In contrast to the strong language Reagan used about Nicaragua, he appeared to be deliberately careful in his references to the Soviet Union.

Asked how far he was prepared to go in making concessions to get an arms control agreement at the negotiations that are to begin in Geneva next month, he expressed optimism that the Soviets will "stay at the table and negotiate with us." At the same time, the president showed no sign of yielding on his Strategic Defense Initiative, called "Star Wars" by its critics.

The Soviets have indicated that U.S. concessions on space defense are essential to successful negotiations in Geneva.

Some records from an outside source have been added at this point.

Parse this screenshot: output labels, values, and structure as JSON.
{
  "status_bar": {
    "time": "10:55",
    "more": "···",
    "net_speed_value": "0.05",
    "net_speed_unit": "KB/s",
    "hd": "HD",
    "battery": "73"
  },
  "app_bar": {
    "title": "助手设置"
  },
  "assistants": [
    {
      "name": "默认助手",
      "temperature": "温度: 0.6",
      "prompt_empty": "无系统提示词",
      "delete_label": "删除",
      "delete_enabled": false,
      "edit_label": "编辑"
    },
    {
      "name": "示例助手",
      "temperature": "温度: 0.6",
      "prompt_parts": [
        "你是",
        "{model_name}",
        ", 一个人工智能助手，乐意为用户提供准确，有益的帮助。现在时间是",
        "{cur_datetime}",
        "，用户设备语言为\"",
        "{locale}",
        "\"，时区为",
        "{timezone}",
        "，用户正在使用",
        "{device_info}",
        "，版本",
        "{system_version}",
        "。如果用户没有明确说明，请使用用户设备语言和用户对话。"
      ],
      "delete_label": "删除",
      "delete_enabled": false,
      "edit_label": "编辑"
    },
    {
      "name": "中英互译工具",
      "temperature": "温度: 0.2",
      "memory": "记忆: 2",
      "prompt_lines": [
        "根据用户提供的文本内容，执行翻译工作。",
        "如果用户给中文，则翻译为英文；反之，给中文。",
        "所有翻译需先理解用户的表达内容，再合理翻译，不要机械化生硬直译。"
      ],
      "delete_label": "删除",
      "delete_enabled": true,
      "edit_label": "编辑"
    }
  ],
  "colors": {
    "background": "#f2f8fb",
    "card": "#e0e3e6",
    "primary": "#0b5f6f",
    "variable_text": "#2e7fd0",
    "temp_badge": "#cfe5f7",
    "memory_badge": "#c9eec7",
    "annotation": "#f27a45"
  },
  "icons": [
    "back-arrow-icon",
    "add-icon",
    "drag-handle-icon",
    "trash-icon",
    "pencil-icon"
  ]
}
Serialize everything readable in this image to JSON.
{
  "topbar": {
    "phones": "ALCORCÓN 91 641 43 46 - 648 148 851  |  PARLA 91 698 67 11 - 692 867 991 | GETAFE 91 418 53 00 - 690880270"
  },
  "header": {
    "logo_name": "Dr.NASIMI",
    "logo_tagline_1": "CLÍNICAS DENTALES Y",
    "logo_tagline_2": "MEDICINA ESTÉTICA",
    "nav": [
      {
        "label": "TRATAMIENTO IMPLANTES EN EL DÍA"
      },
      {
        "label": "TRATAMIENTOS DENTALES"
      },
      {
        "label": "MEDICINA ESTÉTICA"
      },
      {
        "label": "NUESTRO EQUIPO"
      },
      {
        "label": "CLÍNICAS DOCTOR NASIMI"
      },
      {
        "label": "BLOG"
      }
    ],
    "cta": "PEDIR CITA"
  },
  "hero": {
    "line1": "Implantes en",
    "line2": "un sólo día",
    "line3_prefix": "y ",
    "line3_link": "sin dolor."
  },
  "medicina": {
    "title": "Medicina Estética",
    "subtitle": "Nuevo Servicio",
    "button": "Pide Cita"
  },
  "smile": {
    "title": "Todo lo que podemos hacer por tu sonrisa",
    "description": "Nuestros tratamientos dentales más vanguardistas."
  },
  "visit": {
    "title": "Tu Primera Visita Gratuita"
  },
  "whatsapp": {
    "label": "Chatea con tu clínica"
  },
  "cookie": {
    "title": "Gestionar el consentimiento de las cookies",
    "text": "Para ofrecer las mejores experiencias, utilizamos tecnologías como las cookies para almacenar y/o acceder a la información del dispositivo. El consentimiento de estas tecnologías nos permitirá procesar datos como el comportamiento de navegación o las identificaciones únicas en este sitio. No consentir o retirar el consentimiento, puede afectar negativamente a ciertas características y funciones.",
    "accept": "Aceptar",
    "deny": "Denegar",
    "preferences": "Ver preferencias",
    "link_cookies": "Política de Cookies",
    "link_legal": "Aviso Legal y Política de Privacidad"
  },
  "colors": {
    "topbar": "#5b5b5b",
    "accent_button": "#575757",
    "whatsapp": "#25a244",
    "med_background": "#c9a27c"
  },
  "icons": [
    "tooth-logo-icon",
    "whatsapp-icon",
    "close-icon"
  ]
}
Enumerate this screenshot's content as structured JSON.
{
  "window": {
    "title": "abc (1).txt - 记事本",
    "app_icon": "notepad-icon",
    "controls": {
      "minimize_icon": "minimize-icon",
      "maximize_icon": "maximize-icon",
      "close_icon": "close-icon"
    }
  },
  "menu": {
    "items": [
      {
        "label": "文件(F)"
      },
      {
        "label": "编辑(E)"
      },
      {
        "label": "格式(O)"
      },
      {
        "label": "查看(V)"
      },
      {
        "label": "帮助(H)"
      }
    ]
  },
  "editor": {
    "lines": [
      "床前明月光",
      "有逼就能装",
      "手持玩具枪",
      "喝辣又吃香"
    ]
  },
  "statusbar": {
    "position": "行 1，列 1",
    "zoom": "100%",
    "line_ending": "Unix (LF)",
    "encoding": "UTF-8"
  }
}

Reagan repeated his oft-stated view that the United States simply is engaging in research permitted under the 1972 Anti-Ballistic Missile treaty and is not seeking deployment.

At his last news conference on Jan. 9, Reagan said that if research produced a deployable defense "we would be willing to go into negotiations and discussions with the other nations of the world and with our allies about what to do about that and whether and how to deploy."

Because any deployable defense is believed to be at least a decade away, however, any such decision would be left to a future president and Congress.

Reagan last night repeated, in mild language, his claim that the Soviets have violated the unratified Salt II treaty while the United States has abided by its provisions. But he said the United States would not do so indefinitely.

"We'll have a decision several months from now to make with regard to whether we join them in violating the restraints," he said.

As an example, Reagan said the United States is approaching the treaty limit of 1,200 long-range nuclear-weapon launchers. Officials previously have said the administration will exceed that limit when a new Trident missile-firing submarine, the Alaska, joins the Navy, unless older subs are retired.

Reagan said that when the Soviets have faced such choices they have retired their subs but converted them into submarines for firing cruise missiles.

He said he "didn't recall" anything of the kind reported by columnist Jack Anderson, who said Reagan had passed word to Moscow in 1982 that he would not sign Salt II if it were ratified and that the Soviets in 1982 then told him they would not be bound by the treaty.

"I went into the office and I said, 'Where is all this coming from?' I do not remember any statement from the Soviet Union of that kind," Reagan said.

On another question involving U.S.-Soviet relations, the Vienna talks held by the two nations this week on the Mideast, he described the discussions as an opportunity to exchange views "and make sure that there couldn't be ny miscalculations that could lead to some kind of confrontation or problem."

Asked whether the Soviets had requested a direct negotiating role in Mideast diplomacy, Reagan said, "I haven't had a full enough report to say whether they mentioned some specific things."

The president also gave a general answer to a question about whether he saw "weakening signs" of commitment in Greece and other nations on the southern flank of the North Atlantic Treaty Organization.

Without being specific, Reagan said, "we're very concerned about some of the bilateral problems between countries there at our southern flank of NATO and the effect that they can have on the whole security of the alliance."

Though he sometimes seemed less assured than at his last news conference, Reagan appeared combative and engaged whenever the Central American issue was raised.

"We believe . . . that we have an obligation to be of help where we can to freedom fighters and lovers of freedom and democracy, from Afghanistan to Nicaragua . . . ," Reagan said.

The president's radio speech and his repeated statements last night indicated a new, more militant mood on obtaining aid for the anti-Sandinista rebels, which administration officials have described as an uphill fight in Congress.

But Reagan has vowed to take his case for aid to the people. Last night was a step in that endeavor.